Well, clearly the term 'traditional' is descriptive and widely understood. The Mass we are referring to is the traditional as opposed to the reformed version. It also draws attention to the fact that the 1962 Missal is 'traditional' in the sense that it had not been altered much from previous editions, going back over enormous stretches of time. Not only does the 1970 Missal represent a significant change, but - as its designers intended - it ushered in an era in which there would be more changes as time wore on. Since 1970 there have, for example, been a large number of new Eucharistic prayers authorised for use. There have been successive changes to the rubrics, as various new practices have been permitted. As I write we are preparing for a substantially new English translation.
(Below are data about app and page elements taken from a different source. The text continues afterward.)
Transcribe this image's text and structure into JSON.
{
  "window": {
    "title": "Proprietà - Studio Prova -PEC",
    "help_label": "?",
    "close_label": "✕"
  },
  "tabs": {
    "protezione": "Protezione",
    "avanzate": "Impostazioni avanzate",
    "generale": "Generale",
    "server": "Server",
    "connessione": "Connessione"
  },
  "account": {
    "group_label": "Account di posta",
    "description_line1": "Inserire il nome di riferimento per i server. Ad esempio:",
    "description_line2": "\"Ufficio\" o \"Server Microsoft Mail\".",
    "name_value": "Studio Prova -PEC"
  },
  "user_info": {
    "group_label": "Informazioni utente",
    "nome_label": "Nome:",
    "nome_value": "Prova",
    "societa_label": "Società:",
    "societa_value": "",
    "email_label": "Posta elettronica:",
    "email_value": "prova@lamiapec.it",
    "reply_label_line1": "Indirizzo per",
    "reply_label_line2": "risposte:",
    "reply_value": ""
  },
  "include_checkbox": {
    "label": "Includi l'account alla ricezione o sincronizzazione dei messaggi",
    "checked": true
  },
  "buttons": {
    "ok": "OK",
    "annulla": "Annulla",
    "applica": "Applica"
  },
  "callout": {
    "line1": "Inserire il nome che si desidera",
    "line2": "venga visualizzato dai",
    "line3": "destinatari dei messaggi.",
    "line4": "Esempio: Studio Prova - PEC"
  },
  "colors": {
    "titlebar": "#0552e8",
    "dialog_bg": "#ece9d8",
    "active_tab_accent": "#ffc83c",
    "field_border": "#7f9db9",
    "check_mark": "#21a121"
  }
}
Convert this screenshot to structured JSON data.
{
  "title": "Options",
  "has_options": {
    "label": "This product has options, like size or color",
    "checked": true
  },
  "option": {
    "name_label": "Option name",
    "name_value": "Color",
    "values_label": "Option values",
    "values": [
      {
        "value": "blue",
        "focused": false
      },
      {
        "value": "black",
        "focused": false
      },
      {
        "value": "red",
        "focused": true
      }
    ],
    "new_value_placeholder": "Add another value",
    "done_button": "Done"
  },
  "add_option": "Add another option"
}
This all represents a different attitude to the Missal from what might be called a 'traditional' attitude, which emphasises the idea that what has been handed to us should be handed on to the next generation as faithfully as possible.
This suggests that the term 'Traditional Mass' makes perfect sense. It is reinforced by some interesting terminology adopted by a number of Vatican officials, referring to the 1962 Missal and its surrounding books and customs as 'the former liturgical tradition'. Cardinal Meyer used this term in his well-known letter othe American Bishops of 1991; it has been used many times since, in the context of the people 'adhering' to this tradition. The term 'usus antiquior' seems related to this: it refers to a liturgical tradition or usage with which the 1970 Missal is not in complete continuity. One can make a distinction between the tradition up to 1969, as Klaus Gamber did, and what happened in 1970 and subsequently.
One cannot read very far into the Holy Father's great book 'The Spirit of the Liturgy' without realising that he acknowledges this discontinuity of tradition himself. It forms the great problem of the liturgy today, to which, as Pope, Benedict XVI is clearly concerned to address himself. To claim, as Fr Chamberlain does, that acknowledging this discontinuity is 'insulting' is, it seems to me, an attempt to deny the obvious. To his great credit, this is not something which Holy Father, and indeed the Vatican in general, have any wish to do.
Let's hear it again, the oft-quoted remark of Cardinal Ratzinger, before his election as Pope: ‘I am convinced that the ecclesial crisis in which we find ourselves today depends in great part upon the collapse of the liturgy.’